Ideal key for singing worship songs

Finding the right key for small church worship

I can’t help but notice how many worship song album versions aren’t very suitable for small churches. So many songs are either too rangy for small congregations with octave leaps that leave either the men or the women stranded. Or when original album keys are too high I’ve heard so many worship leaders change a song into a key that works for their own voice but is still equally unsingable for the majority of the congregation. So here are some tips that may help make those anthemic songs a little more singable.

The old “Don’t sing above top D” advice

When trying to decide a good congregational key many people say don’t sing notes above a top D but that doesn’t really tell the whole story. Finding the right key is much more than purely locating the song’s ultimate high and low notes, it’s fundamentally more to do with finding where the power of the song lies and setting the key so that those power notes can be sung more powerfully by more of the people, more of the time.

Another way of looking at it

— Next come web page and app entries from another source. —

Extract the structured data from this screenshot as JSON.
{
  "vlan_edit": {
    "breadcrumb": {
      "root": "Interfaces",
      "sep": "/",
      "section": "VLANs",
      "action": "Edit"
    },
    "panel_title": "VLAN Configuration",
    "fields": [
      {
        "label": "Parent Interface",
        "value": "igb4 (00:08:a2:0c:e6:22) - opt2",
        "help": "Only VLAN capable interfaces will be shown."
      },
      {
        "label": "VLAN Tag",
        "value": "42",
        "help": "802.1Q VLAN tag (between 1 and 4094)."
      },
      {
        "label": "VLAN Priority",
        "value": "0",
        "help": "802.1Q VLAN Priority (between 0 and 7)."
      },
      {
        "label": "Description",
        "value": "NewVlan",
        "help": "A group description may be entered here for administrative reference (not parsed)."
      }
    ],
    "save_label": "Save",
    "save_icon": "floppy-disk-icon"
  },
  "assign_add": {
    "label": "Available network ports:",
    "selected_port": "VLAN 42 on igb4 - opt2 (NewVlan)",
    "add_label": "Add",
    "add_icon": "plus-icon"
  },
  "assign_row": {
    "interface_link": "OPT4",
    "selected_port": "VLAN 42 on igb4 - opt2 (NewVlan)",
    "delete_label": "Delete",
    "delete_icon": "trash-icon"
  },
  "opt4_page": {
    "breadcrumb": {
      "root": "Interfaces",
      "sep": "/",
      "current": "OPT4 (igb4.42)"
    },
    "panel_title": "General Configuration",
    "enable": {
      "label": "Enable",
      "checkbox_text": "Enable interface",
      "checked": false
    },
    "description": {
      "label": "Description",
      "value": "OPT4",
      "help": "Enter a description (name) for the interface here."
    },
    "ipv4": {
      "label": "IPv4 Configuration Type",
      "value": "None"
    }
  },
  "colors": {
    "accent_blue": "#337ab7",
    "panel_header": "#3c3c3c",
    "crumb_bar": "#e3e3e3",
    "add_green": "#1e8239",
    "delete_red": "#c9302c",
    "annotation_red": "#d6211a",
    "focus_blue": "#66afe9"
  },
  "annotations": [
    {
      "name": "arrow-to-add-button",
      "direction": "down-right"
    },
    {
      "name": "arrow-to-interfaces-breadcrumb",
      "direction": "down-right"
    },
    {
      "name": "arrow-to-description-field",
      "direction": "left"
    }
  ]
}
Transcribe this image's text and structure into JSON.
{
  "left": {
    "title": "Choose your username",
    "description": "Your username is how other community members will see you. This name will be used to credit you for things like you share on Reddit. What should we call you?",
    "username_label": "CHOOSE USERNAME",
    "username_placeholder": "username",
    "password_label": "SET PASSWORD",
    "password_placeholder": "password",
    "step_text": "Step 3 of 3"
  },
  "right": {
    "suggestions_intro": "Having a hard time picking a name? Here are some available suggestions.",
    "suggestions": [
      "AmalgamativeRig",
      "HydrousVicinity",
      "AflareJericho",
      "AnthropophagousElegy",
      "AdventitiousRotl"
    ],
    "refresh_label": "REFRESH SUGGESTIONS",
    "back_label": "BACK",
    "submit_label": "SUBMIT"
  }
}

Let’s think of a song in two ways, range and strength. In terms of pure range, as a rule of thumb if you’re trying to find a workable congregational range I’d suggest using A below middle C on the keyboard as the lowest note, then up to a D above the octave. If you’re a guitarist, the easiest way to visualise that is by using your A string. Played open as the low point up to fret 17 for the top D.

Remember that men have a higher range than women

Conversely, thinking about where each gender typically sings with most strength the available range then moves further apart. If you take that same range of low A to D above the octave, a stereotypical woman’s voice will be strongest on that low end and best between E and B, so frets 7 to 14 and a typical man’s strong range would start to push nicely at the higher end of the range, between the A on fret 12 and that D on fret 17. As you can see than means there’s really only a single tone, effectively between A and B on frets 12 and 14 where both gender’s sing at their strongest points.

You don’t have Chris Tomlin’s voice so don’t try and go there

In the real world many original versions of worship songs sound too high because they need to be recorded around the lead vocalist’s strongest vocal range where there’s most power. Taking a Chris Tomlin or Phil Wickham type of voice, those guys sound very strong ABOVE the top end of our congregational range which is why they regularly hit D, E, F# and G notes, which is beyond most non pro male vocal abilities, let alone women’s.

So for a song to be truly congregational its strongest notes need to be placed across that E to C mid way fulcrum where both men and women have more of a chance of hitting more of the notes. Higher and lower is fine sometimes but not for the power moments or majority of the song.

So what do we do with those songs?

Practically, bringing a Wickham/Hughes/Tomlin/male Hillsong led song down a minor 3rd so both genders can sing it and bringing some of the female led songs up a tone so as to not completely exclude the men does the trick.

For something like 10,000 Reasons bringing it down a minor 3rd from G to E works extremely well as it’s not a very rangy song and the majority of the power notes fall between G# and C#.  If you have more women in the congregation, come down another tone to D and it’ll still be reachable by both genders.

And what about the octave jumps?

Similarly octave leaps sound great on record, but in practice will probably result in 50% less people singing when you get there, so realistically I’d favour dropping the leap and choose a key in the middle of those two octaves. For instance Matt Redman’s ‘Here For You’ in B and ‘Cornerstone’ in C both drop nicely into G if you drop the jump.


Other posts you may find helpful

A resource for setting congregationally friendly keys for worship songs

Why we don’t normally record our backing tracks in the original key